### [Problem statement]
Return only those lines of the listing in which "this" appears.

### [Information given]
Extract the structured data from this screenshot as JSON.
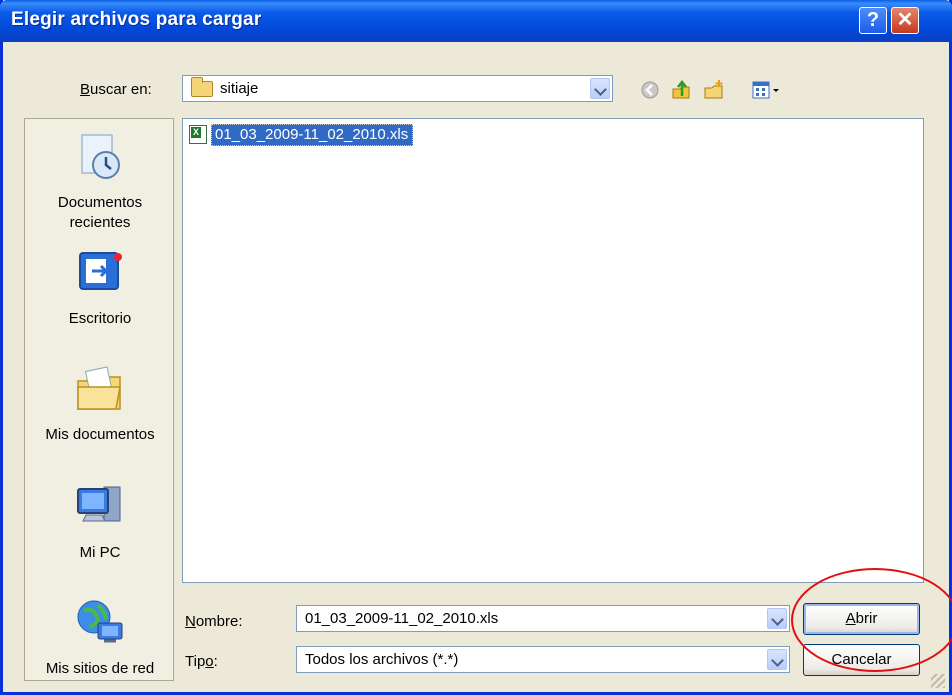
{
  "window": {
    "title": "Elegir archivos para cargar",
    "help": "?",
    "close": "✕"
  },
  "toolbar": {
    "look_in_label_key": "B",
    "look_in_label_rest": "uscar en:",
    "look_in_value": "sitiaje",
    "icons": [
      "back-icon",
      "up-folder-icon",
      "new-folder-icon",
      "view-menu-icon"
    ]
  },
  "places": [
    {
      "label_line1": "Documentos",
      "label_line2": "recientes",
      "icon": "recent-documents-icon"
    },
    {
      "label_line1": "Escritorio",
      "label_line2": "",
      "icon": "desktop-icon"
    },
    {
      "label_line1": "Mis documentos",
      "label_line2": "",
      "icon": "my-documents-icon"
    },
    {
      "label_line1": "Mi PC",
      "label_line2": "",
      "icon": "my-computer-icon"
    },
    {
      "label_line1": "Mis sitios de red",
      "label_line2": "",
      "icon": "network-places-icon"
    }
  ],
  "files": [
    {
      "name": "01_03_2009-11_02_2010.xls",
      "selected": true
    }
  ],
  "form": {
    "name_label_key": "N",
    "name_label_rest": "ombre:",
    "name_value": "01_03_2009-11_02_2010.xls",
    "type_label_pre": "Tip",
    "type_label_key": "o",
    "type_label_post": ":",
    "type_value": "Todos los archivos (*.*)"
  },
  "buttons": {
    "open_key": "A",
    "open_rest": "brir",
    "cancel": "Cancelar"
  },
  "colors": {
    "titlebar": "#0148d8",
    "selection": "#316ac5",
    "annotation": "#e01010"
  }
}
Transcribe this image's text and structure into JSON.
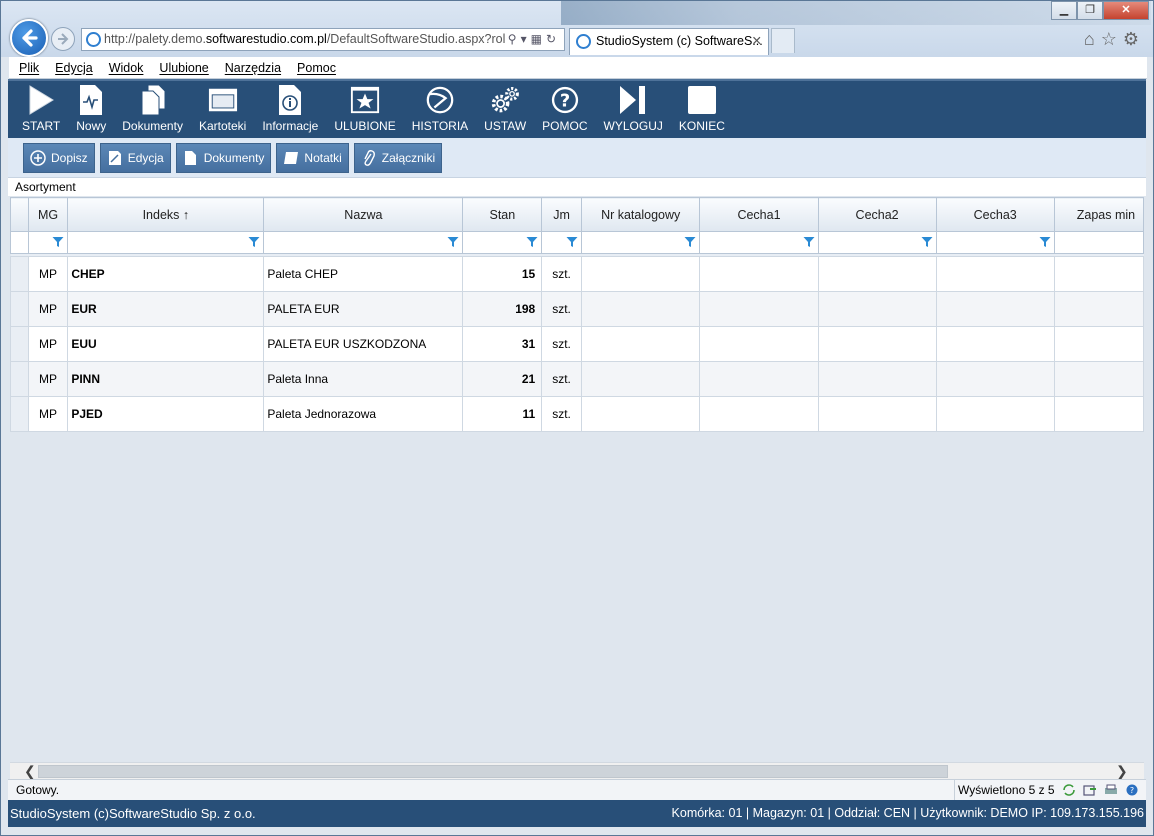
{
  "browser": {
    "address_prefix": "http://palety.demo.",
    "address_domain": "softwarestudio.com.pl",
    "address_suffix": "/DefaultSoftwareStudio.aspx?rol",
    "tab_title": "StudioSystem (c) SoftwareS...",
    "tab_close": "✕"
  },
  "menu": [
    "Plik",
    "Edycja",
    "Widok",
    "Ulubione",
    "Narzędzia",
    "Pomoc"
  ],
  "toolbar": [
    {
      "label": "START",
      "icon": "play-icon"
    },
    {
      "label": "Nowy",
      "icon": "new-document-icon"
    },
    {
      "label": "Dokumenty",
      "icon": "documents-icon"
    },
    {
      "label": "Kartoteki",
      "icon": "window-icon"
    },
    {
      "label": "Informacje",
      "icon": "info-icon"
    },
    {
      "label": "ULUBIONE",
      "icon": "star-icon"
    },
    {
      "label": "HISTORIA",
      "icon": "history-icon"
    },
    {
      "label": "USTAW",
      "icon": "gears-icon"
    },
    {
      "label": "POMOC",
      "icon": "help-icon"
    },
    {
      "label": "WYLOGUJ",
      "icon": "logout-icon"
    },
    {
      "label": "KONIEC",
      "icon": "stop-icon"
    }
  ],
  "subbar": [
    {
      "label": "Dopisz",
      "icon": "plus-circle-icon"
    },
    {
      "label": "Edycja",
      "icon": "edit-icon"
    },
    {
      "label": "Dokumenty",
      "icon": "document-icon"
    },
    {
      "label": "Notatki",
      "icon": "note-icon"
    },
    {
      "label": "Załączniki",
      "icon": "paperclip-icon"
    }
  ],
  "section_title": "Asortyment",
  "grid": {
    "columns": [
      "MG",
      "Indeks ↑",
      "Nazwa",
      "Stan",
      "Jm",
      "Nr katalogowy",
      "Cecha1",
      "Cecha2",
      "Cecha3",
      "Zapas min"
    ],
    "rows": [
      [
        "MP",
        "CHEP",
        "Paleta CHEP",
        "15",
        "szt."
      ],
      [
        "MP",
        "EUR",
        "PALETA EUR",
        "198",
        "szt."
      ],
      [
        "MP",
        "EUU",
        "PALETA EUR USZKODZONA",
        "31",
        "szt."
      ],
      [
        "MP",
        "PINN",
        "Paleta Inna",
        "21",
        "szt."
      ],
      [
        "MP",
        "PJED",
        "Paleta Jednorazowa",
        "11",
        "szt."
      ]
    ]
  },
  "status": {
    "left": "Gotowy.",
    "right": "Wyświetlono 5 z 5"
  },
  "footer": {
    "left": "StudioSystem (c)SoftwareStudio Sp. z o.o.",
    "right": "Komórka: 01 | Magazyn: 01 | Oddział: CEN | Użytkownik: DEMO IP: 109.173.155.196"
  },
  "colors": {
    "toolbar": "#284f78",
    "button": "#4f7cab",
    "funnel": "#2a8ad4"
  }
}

### [Your solution]
Extract the structured data from this screenshot as JSON.
Transcribe this image's text and structure into JSON.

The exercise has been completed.